What to do
Please count how many lines below contain the word "options" and reply with only that number.

Recorded data
++++++++++++++++++++

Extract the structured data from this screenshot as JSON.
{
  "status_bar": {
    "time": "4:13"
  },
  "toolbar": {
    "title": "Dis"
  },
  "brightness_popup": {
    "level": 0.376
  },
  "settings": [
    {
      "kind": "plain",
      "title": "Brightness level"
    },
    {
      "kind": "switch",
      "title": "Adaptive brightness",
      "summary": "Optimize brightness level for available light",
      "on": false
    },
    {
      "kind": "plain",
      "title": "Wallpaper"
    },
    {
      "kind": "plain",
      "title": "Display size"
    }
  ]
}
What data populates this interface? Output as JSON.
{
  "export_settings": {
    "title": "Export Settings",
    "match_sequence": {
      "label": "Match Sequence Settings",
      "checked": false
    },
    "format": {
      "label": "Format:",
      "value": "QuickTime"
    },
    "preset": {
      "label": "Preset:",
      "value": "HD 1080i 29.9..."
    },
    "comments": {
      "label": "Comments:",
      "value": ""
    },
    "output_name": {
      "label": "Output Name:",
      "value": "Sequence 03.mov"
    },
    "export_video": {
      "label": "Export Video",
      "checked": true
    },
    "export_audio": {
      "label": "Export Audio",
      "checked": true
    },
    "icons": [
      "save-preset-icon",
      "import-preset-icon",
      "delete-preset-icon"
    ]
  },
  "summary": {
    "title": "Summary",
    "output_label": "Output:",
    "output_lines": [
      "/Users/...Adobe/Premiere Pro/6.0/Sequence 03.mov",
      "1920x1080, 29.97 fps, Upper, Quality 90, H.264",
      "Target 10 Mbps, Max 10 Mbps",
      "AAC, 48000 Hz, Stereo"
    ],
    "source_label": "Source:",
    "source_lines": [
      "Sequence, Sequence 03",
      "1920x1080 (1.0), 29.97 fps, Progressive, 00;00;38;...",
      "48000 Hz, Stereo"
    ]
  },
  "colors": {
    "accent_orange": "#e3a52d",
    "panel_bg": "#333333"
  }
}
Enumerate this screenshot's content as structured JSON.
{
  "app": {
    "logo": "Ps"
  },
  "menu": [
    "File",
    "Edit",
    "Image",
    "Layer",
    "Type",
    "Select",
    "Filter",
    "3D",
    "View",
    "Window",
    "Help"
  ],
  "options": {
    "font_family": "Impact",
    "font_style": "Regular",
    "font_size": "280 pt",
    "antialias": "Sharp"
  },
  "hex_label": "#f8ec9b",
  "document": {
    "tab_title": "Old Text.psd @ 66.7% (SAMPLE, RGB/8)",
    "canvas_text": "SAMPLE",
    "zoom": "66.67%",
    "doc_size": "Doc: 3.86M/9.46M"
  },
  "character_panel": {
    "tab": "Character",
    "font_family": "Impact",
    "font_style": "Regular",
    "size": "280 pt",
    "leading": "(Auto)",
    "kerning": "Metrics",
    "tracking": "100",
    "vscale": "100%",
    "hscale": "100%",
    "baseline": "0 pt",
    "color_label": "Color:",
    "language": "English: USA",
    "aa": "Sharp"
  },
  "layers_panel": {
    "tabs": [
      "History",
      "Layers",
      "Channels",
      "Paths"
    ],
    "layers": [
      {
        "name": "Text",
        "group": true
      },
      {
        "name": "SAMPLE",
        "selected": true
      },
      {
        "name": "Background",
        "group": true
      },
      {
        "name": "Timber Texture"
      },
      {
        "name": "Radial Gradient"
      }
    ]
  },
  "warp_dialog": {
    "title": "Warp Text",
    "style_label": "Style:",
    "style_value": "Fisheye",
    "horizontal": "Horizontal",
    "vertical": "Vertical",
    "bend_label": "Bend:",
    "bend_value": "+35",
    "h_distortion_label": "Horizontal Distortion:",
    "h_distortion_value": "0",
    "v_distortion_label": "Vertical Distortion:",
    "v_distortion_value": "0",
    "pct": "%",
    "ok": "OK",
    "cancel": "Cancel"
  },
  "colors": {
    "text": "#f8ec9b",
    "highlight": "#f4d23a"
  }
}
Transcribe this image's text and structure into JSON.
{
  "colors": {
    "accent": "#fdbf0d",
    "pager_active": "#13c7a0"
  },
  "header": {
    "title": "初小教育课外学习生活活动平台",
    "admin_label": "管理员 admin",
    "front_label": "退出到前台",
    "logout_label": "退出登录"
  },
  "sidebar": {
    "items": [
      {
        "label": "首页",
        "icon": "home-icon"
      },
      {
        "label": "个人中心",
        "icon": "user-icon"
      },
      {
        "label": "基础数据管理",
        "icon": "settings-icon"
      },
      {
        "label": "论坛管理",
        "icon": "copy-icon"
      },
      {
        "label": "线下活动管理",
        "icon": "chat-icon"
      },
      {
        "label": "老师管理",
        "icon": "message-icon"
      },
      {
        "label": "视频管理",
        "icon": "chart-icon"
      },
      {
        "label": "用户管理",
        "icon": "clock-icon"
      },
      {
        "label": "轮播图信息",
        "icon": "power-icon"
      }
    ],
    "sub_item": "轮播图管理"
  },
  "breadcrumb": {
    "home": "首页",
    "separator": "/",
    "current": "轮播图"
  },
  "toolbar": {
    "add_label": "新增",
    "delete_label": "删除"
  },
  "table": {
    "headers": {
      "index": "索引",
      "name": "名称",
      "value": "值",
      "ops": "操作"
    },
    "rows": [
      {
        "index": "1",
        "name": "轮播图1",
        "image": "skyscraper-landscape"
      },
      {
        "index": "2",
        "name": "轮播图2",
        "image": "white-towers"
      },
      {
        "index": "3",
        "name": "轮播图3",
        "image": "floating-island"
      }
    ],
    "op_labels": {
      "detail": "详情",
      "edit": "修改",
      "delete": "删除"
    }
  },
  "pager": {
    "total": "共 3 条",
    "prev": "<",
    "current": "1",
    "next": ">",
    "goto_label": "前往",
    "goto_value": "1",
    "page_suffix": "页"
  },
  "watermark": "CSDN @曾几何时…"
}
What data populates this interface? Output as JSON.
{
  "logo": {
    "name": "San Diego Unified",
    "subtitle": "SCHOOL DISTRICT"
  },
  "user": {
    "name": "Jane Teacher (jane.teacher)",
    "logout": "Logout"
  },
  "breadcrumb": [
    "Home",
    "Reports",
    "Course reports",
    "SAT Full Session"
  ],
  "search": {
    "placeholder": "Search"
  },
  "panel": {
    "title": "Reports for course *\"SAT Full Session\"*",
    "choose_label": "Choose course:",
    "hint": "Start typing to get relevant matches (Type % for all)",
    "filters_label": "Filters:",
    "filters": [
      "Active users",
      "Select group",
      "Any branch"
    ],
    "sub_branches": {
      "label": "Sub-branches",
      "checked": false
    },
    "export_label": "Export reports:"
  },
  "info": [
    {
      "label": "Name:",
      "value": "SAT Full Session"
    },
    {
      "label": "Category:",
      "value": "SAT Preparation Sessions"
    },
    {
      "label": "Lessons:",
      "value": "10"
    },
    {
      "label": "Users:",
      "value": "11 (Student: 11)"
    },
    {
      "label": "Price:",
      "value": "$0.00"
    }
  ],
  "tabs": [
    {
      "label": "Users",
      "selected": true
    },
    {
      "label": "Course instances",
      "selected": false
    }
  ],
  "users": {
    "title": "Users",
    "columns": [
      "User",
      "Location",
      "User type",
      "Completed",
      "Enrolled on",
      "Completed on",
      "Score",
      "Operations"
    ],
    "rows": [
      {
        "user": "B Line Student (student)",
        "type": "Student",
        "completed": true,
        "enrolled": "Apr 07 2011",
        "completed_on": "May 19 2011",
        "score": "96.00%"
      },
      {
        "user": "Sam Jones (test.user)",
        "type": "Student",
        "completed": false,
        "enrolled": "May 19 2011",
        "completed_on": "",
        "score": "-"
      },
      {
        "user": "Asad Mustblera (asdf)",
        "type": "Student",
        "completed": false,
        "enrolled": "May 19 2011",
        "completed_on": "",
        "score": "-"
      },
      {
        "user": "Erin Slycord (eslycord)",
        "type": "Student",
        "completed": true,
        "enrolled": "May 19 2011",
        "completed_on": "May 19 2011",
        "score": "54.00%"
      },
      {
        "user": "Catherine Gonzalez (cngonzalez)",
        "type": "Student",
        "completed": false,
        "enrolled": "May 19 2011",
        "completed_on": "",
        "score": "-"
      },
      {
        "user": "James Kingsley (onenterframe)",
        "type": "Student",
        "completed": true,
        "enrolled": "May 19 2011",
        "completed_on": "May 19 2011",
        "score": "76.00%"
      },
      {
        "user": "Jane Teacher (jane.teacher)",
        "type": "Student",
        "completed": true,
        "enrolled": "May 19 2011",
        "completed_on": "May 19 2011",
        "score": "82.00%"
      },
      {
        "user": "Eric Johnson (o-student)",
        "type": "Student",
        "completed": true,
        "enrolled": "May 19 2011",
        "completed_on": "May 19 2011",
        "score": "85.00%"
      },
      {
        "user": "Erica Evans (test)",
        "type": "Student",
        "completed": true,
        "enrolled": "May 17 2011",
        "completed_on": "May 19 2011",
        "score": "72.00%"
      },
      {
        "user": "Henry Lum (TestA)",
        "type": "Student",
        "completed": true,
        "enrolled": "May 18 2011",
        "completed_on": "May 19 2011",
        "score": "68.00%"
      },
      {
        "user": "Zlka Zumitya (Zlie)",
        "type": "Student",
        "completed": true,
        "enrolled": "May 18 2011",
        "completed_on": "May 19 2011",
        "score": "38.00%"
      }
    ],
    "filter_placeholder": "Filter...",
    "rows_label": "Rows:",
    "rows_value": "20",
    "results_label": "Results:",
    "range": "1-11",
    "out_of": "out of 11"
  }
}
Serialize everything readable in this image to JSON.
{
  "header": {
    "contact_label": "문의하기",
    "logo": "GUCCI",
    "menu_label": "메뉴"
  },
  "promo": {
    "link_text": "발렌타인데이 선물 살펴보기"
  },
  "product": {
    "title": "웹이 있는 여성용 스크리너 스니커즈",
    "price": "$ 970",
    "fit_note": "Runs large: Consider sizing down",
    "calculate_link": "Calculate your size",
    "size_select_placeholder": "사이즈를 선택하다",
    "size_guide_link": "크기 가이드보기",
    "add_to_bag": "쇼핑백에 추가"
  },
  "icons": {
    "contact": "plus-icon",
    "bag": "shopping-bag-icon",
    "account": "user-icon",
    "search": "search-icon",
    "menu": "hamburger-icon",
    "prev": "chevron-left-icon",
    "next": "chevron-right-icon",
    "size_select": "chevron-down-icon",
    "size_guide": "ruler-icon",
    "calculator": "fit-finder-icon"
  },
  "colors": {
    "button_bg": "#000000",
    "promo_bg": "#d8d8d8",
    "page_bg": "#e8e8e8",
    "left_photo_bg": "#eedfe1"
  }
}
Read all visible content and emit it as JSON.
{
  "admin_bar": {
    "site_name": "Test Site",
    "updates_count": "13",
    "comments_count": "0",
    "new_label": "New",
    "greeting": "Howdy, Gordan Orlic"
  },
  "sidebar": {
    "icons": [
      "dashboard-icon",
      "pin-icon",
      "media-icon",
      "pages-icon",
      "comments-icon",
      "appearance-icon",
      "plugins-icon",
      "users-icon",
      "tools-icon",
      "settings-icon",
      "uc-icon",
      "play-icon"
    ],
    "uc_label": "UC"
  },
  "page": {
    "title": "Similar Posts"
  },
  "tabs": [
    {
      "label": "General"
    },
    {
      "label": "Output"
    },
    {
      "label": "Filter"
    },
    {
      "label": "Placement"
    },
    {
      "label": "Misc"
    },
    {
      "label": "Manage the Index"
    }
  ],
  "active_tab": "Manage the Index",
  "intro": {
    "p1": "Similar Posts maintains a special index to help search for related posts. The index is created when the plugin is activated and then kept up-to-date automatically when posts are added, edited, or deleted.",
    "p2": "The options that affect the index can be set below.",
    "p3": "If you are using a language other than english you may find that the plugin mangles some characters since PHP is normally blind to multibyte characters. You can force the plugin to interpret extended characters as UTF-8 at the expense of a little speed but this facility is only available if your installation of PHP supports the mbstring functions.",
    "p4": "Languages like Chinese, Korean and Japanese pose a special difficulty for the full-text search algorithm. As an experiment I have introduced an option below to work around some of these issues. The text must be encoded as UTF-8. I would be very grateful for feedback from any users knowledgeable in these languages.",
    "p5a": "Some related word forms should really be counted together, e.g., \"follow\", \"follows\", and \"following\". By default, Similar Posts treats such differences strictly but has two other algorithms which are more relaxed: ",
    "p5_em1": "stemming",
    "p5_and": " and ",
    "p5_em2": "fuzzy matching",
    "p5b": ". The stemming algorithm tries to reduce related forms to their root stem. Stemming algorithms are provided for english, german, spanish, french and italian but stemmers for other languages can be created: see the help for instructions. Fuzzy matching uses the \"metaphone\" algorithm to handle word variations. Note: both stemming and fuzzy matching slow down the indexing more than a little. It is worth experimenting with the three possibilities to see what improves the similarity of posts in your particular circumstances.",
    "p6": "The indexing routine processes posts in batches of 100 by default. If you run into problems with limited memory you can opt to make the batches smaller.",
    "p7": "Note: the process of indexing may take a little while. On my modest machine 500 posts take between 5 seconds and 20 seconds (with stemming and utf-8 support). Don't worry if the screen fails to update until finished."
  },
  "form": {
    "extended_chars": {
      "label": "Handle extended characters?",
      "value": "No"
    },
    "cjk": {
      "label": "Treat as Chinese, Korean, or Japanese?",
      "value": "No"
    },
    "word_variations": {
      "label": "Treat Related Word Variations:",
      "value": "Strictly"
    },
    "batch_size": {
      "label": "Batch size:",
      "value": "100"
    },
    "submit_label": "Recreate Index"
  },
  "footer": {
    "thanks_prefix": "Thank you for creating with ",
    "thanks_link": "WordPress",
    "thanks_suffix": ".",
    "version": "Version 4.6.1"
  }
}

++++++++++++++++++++

Your response
2